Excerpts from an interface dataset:
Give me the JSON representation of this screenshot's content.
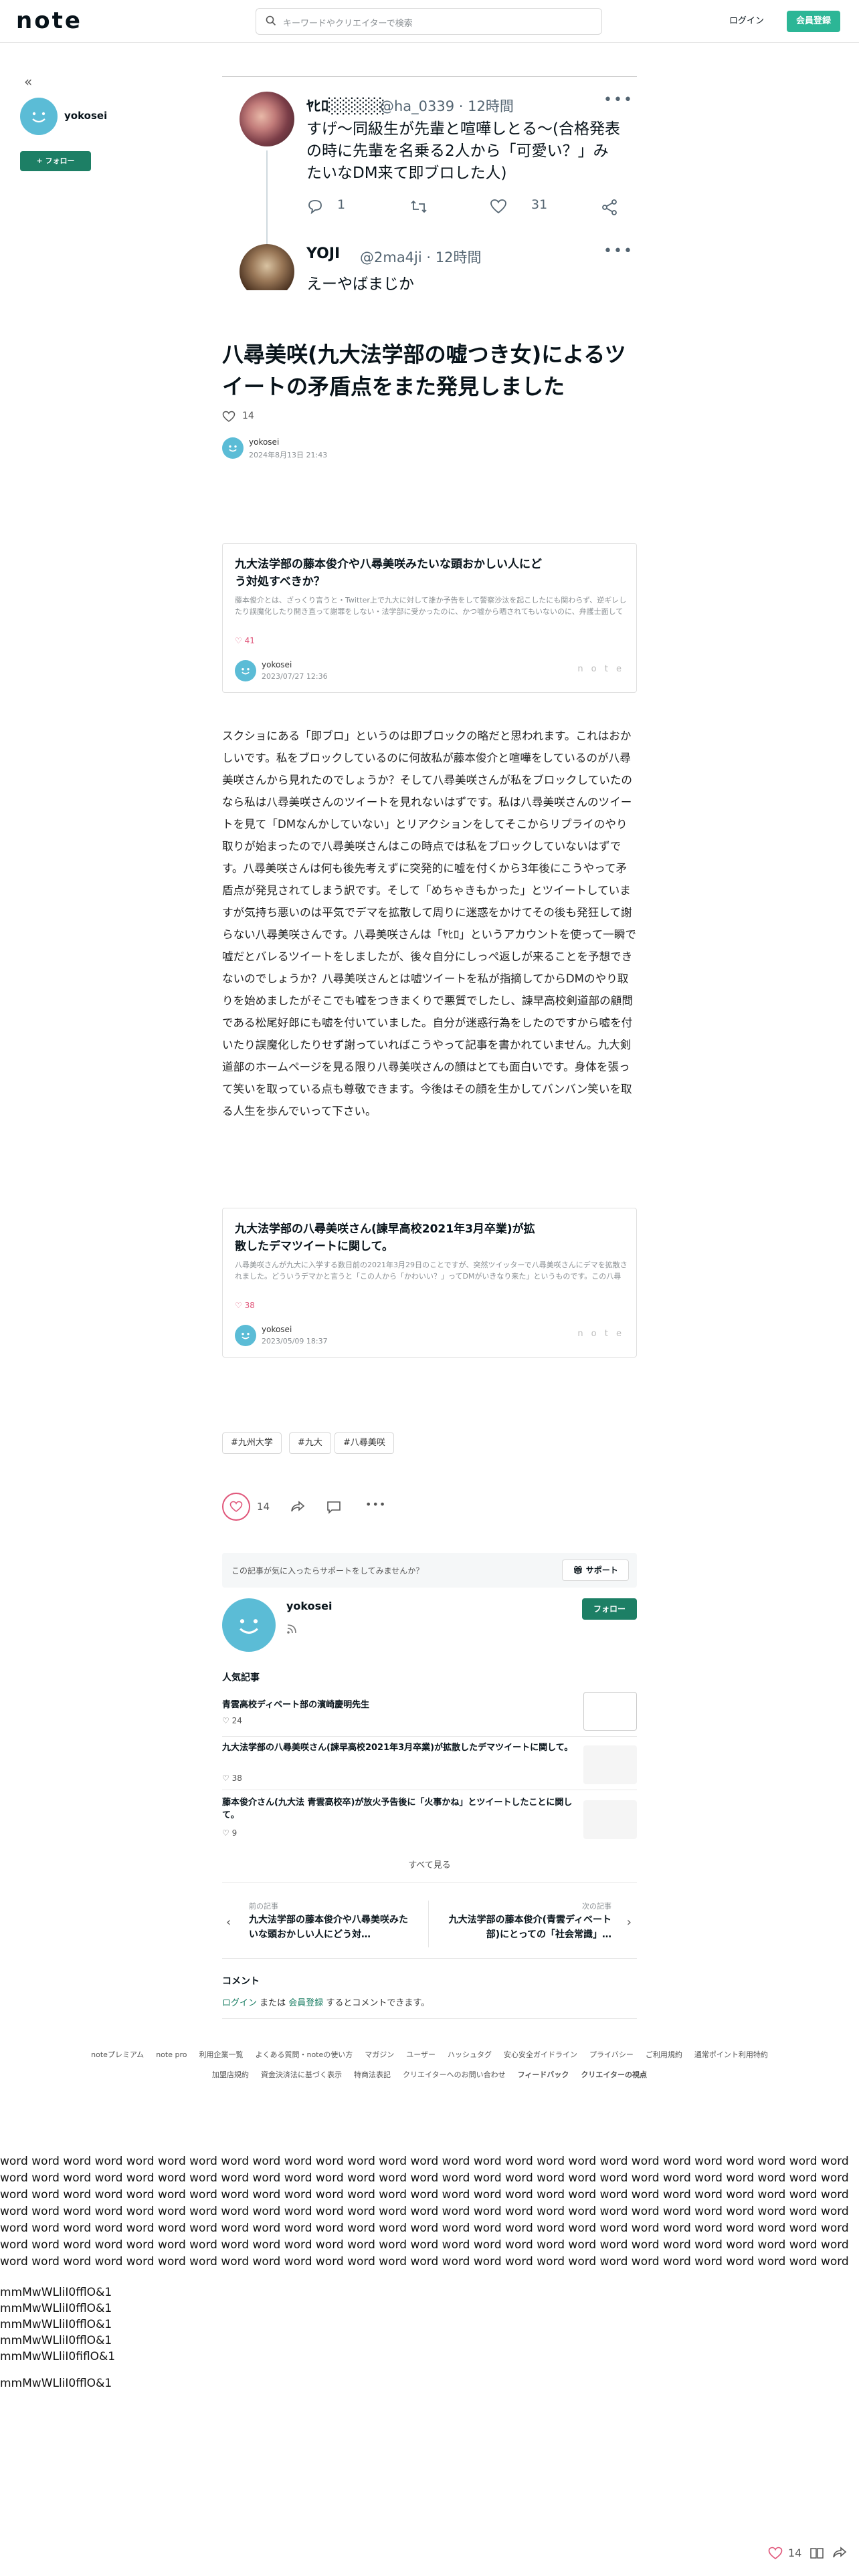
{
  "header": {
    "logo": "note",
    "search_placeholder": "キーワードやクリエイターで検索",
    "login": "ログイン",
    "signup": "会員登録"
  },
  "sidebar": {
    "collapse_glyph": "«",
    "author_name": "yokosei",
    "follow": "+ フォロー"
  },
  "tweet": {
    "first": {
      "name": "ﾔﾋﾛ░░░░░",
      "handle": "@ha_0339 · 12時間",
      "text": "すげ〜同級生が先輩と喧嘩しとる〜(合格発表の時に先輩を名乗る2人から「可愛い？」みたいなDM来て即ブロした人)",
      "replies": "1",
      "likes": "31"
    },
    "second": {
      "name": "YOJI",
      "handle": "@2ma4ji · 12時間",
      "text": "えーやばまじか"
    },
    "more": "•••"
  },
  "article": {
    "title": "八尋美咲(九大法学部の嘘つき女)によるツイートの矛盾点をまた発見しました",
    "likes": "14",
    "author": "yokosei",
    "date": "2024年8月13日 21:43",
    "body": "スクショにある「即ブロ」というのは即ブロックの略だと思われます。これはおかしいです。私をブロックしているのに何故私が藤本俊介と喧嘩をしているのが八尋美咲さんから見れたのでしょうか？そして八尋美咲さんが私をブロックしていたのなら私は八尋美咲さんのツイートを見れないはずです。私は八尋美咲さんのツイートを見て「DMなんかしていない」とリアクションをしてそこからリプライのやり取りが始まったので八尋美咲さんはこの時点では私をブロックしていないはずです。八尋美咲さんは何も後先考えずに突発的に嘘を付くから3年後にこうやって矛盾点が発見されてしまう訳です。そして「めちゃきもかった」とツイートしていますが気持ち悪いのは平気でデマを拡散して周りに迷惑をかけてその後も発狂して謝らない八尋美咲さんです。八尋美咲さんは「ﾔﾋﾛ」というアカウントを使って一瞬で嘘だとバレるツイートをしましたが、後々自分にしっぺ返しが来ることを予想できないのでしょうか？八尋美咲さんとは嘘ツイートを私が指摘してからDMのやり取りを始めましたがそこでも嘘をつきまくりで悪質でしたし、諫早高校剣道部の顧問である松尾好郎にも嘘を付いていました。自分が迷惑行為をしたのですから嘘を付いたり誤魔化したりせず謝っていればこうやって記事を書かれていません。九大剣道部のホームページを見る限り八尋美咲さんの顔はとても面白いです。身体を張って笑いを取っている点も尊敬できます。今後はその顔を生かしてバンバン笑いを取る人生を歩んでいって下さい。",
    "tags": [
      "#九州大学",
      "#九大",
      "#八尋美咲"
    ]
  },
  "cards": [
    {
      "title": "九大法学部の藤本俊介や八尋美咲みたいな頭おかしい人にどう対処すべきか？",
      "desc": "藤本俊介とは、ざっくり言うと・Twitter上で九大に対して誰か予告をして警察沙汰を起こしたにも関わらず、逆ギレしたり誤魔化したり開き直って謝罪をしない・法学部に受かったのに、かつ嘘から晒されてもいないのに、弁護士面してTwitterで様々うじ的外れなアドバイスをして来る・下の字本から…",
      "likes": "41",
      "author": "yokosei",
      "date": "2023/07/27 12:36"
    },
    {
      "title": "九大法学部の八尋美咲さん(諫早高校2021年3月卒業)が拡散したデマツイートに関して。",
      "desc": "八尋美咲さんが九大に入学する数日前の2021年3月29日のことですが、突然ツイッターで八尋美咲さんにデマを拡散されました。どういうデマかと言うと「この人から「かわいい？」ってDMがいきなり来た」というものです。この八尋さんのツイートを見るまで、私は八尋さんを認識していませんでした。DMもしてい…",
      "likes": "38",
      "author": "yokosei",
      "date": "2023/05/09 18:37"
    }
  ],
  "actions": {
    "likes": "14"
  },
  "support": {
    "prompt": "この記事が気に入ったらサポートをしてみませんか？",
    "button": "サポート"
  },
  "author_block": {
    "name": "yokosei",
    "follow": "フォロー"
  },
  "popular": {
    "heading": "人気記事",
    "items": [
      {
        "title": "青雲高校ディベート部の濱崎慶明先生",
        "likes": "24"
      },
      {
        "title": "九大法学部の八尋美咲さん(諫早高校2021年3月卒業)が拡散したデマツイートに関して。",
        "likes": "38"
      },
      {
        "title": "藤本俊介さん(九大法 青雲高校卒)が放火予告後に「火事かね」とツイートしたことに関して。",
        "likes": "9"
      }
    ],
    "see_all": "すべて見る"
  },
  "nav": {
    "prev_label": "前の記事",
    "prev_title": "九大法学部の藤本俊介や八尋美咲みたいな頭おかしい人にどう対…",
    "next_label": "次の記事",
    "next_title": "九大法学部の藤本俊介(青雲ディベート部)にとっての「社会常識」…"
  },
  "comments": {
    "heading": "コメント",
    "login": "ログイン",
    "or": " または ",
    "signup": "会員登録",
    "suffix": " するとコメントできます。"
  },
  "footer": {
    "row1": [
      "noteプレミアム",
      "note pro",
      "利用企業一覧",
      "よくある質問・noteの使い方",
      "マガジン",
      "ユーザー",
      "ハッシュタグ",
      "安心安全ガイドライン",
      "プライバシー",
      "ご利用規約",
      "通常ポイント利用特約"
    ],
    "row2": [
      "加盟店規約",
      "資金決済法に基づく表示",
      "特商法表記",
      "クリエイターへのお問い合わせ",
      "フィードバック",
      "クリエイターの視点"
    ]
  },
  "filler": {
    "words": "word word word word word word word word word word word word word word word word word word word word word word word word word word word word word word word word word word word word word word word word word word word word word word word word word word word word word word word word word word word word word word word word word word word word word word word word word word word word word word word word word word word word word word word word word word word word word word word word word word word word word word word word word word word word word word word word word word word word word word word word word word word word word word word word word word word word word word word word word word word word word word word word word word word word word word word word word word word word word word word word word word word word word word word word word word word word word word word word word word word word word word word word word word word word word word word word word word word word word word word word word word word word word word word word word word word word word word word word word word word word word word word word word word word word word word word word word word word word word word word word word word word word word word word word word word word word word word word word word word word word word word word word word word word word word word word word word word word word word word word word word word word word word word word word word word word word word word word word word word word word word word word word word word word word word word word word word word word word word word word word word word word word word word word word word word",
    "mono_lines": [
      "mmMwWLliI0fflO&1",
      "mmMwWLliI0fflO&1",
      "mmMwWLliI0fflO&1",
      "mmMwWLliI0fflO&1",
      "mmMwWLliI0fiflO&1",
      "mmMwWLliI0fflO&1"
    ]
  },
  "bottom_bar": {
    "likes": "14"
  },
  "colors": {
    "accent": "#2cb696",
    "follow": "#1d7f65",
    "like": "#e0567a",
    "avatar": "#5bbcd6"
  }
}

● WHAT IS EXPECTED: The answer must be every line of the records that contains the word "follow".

● RESPONSE:
    "follow": "+ フォロー"
    "follow": "フォロー"
    "follow": "#1d7f65",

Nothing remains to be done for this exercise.